## Dataset records
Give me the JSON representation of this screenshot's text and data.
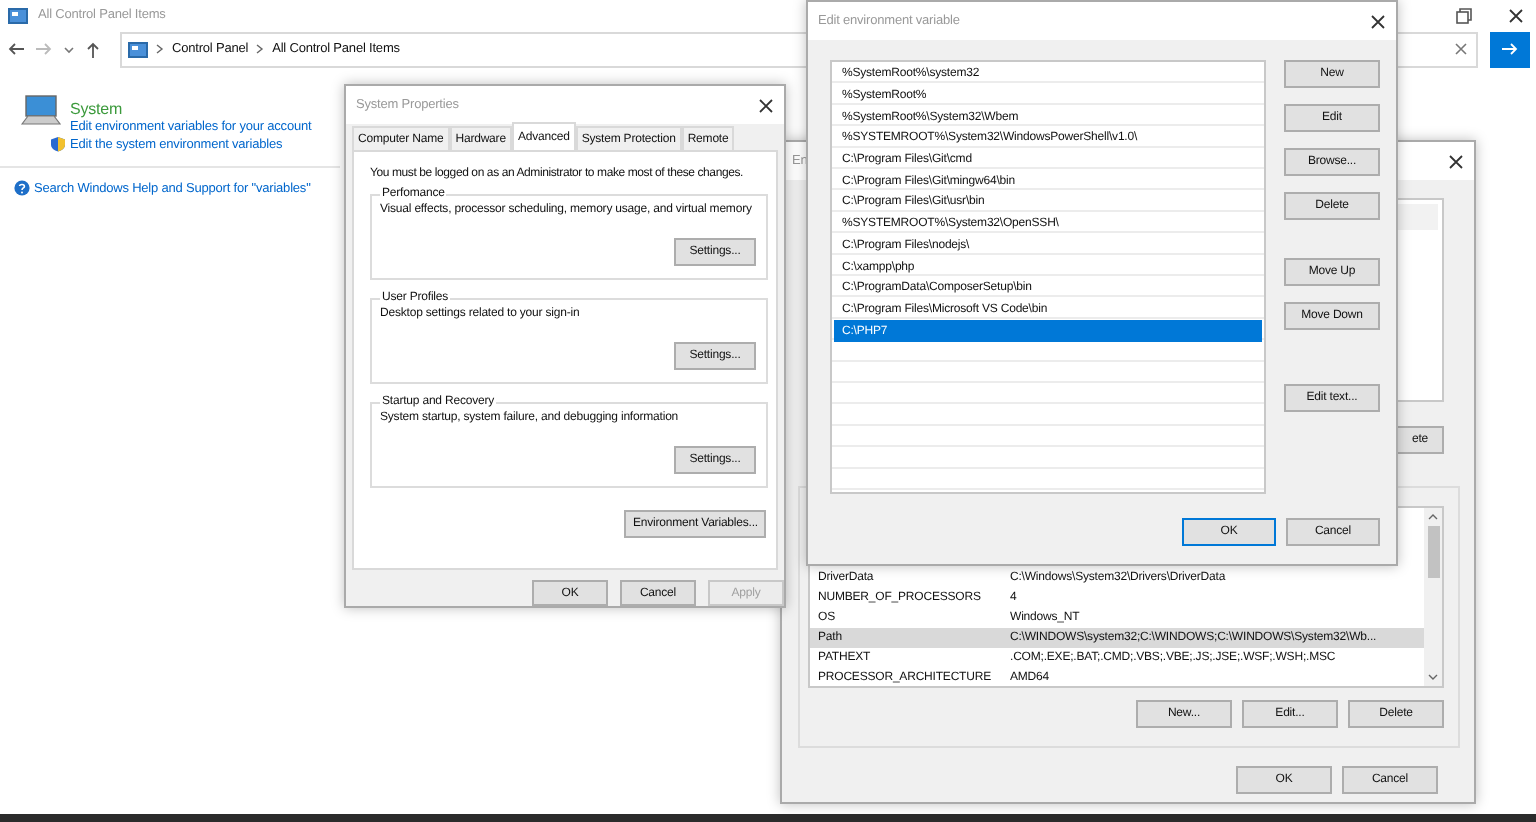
{
  "control_panel": {
    "title": "All Control Panel Items",
    "breadcrumb": [
      "Control Panel",
      "All Control Panel Items"
    ],
    "system": {
      "heading": "System",
      "links": [
        "Edit environment variables for your account",
        "Edit the system environment variables"
      ]
    },
    "help_link": "Search Windows Help and Support for \"variables\""
  },
  "system_properties": {
    "title": "System Properties",
    "tabs": [
      {
        "label": "Computer Name",
        "selected": false
      },
      {
        "label": "Hardware",
        "selected": false
      },
      {
        "label": "Advanced",
        "selected": true
      },
      {
        "label": "System Protection",
        "selected": false
      },
      {
        "label": "Remote",
        "selected": false
      }
    ],
    "notice": "You must be logged on as an Administrator to make most of these changes.",
    "groups": [
      {
        "title": "Perfomance",
        "description": "Visual effects, processor scheduling, memory usage, and virtual memory",
        "button": "Settings..."
      },
      {
        "title": "User Profiles",
        "description": "Desktop settings related to your sign-in",
        "button": "Settings..."
      },
      {
        "title": "Startup and Recovery",
        "description": "System startup, system failure, and debugging information",
        "button": "Settings..."
      }
    ],
    "environment_button": "Environment Variables...",
    "buttons": [
      {
        "label": "OK",
        "disabled": false
      },
      {
        "label": "Cancel",
        "disabled": false
      },
      {
        "label": "Apply",
        "disabled": true
      }
    ]
  },
  "environment_variables": {
    "title": "En",
    "user_button": "ete",
    "system_rows": [
      {
        "name": "DriverData",
        "value": "C:\\Windows\\System32\\Drivers\\DriverData",
        "selected": false
      },
      {
        "name": "NUMBER_OF_PROCESSORS",
        "value": "4",
        "selected": false
      },
      {
        "name": "OS",
        "value": "Windows_NT",
        "selected": false
      },
      {
        "name": "Path",
        "value": "C:\\WINDOWS\\system32;C:\\WINDOWS;C:\\WINDOWS\\System32\\Wb...",
        "selected": true
      },
      {
        "name": "PATHEXT",
        "value": ".COM;.EXE;.BAT;.CMD;.VBS;.VBE;.JS;.JSE;.WSF;.WSH;.MSC",
        "selected": false
      },
      {
        "name": "PROCESSOR_ARCHITECTURE",
        "value": "AMD64",
        "selected": false
      }
    ],
    "system_buttons": [
      "New...",
      "Edit...",
      "Delete"
    ],
    "buttons": [
      {
        "label": "OK",
        "default": false
      },
      {
        "label": "Cancel",
        "default": false
      }
    ]
  },
  "edit_dialog": {
    "title": "Edit environment variable",
    "entries": [
      {
        "text": "%SystemRoot%\\system32",
        "selected": false
      },
      {
        "text": "%SystemRoot%",
        "selected": false
      },
      {
        "text": "%SystemRoot%\\System32\\Wbem",
        "selected": false
      },
      {
        "text": "%SYSTEMROOT%\\System32\\WindowsPowerShell\\v1.0\\",
        "selected": false
      },
      {
        "text": "C:\\Program Files\\Git\\cmd",
        "selected": false
      },
      {
        "text": "C:\\Program Files\\Git\\mingw64\\bin",
        "selected": false
      },
      {
        "text": "C:\\Program Files\\Git\\usr\\bin",
        "selected": false
      },
      {
        "text": "%SYSTEMROOT%\\System32\\OpenSSH\\",
        "selected": false
      },
      {
        "text": "C:\\Program Files\\nodejs\\",
        "selected": false
      },
      {
        "text": "C:\\xampp\\php",
        "selected": false
      },
      {
        "text": "C:\\ProgramData\\ComposerSetup\\bin",
        "selected": false
      },
      {
        "text": "C:\\Program Files\\Microsoft VS Code\\bin",
        "selected": false
      },
      {
        "text": "C:\\PHP7",
        "selected": true
      }
    ],
    "button_groups": [
      [
        "New",
        "Edit",
        "Browse...",
        "Delete"
      ],
      [
        "Move Up",
        "Move Down"
      ],
      [
        "Edit text..."
      ]
    ],
    "buttons": [
      {
        "label": "OK",
        "default": true
      },
      {
        "label": "Cancel",
        "default": false
      }
    ]
  }
}
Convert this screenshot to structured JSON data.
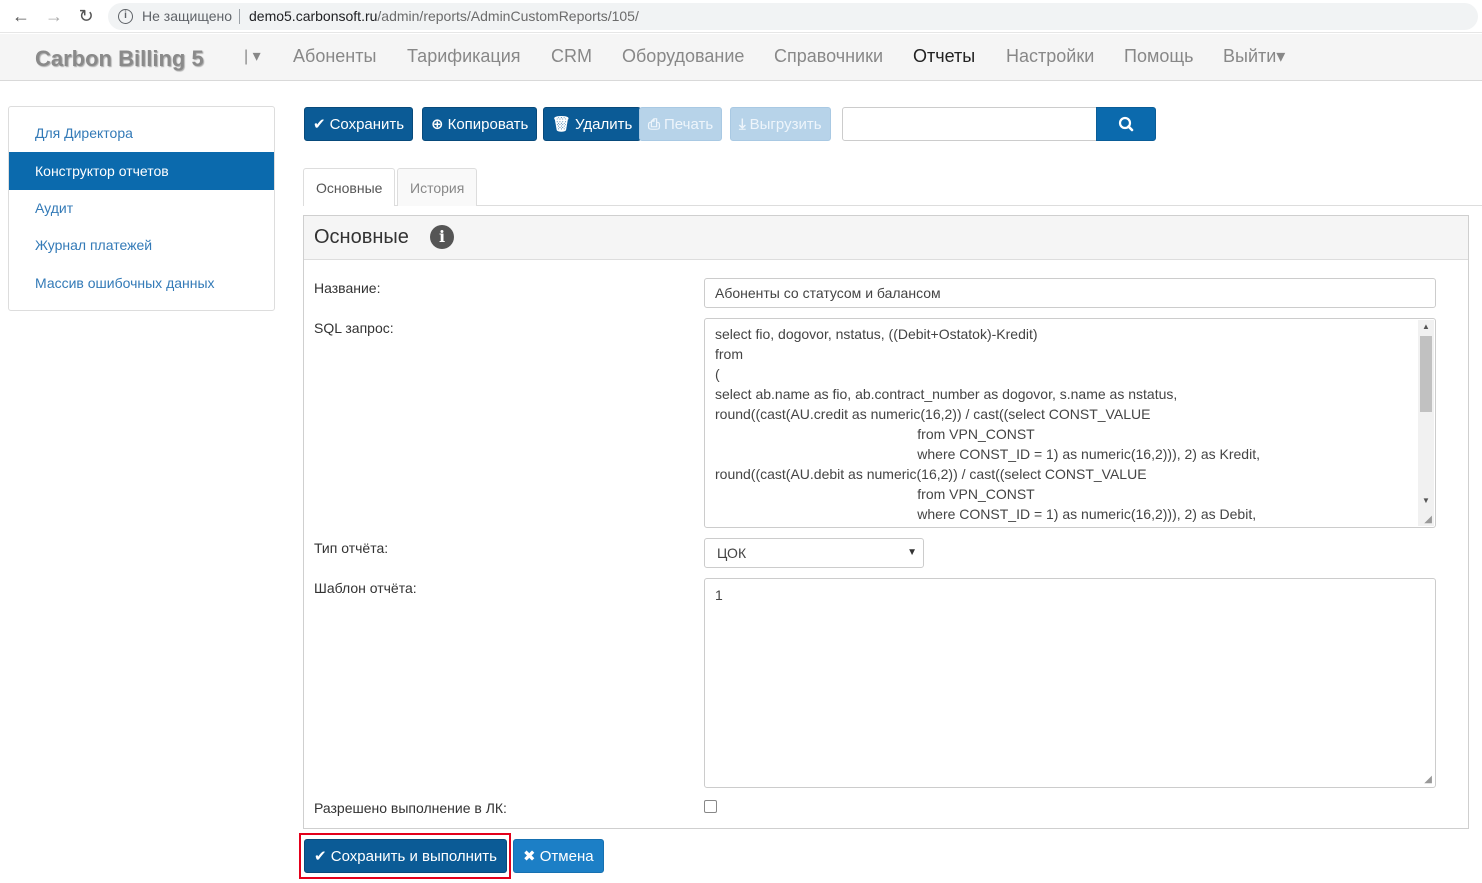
{
  "browser": {
    "back": "←",
    "forward": "→",
    "reload": "↻",
    "insecure_label": "Не защищено",
    "url_host": "demo5.carbonsoft.ru",
    "url_path": "/admin/reports/AdminCustomReports/105/"
  },
  "navbar": {
    "brand": "Carbon Billing 5",
    "brand_caret": "| ▾",
    "items": [
      "Абоненты",
      "Тарификация",
      "CRM",
      "Оборудование",
      "Справочники",
      "Отчеты",
      "Настройки",
      "Помощь",
      "Выйти▾"
    ],
    "active_item": "Отчеты"
  },
  "sidebar": {
    "items": [
      "Для Директора",
      "Конструктор отчетов",
      "Аудит",
      "Журнал платежей",
      "Массив ошибочных данных"
    ],
    "active_index": 1
  },
  "toolbar": {
    "save": "Сохранить",
    "copy": "Копировать",
    "delete": "Удалить",
    "print": "Печать",
    "export": "Выгрузить",
    "search_value": ""
  },
  "tabs": [
    "Основные",
    "История"
  ],
  "panel": {
    "title": "Основные",
    "info_icon": "i"
  },
  "form": {
    "name_label": "Название:",
    "name_value": "Абоненты со статусом и балансом",
    "sql_label": "SQL запрос:",
    "sql_lines": [
      "select fio, dogovor, nstatus, ((Debit+Ostatok)-Kredit)",
      "from",
      "(",
      "select ab.name as fio, ab.contract_number as dogovor, s.name as nstatus,",
      "round((cast(AU.credit as numeric(16,2)) / cast((select CONST_VALUE",
      "                                                    from VPN_CONST",
      "                                                    where CONST_ID = 1) as numeric(16,2))), 2) as Kredit,",
      "round((cast(AU.debit as numeric(16,2)) / cast((select CONST_VALUE",
      "                                                    from VPN_CONST",
      "                                                    where CONST_ID = 1) as numeric(16,2))), 2) as Debit,"
    ],
    "type_label": "Тип отчёта:",
    "type_value": "ЦОК",
    "template_label": "Шаблон отчёта:",
    "template_value": "1",
    "allow_label": "Разрешено выполнение в ЛК:",
    "allow_checked": false
  },
  "actions": {
    "save_run": "Сохранить и выполнить",
    "cancel": "Отмена"
  },
  "colors": {
    "primary": "#0b5b96",
    "active_sidebar": "#0b6aad",
    "highlight": "#e3001b"
  }
}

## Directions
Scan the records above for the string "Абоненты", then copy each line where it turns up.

## Response area
      "Абоненты",
    "name_value": "Абоненты со статусом и балансом",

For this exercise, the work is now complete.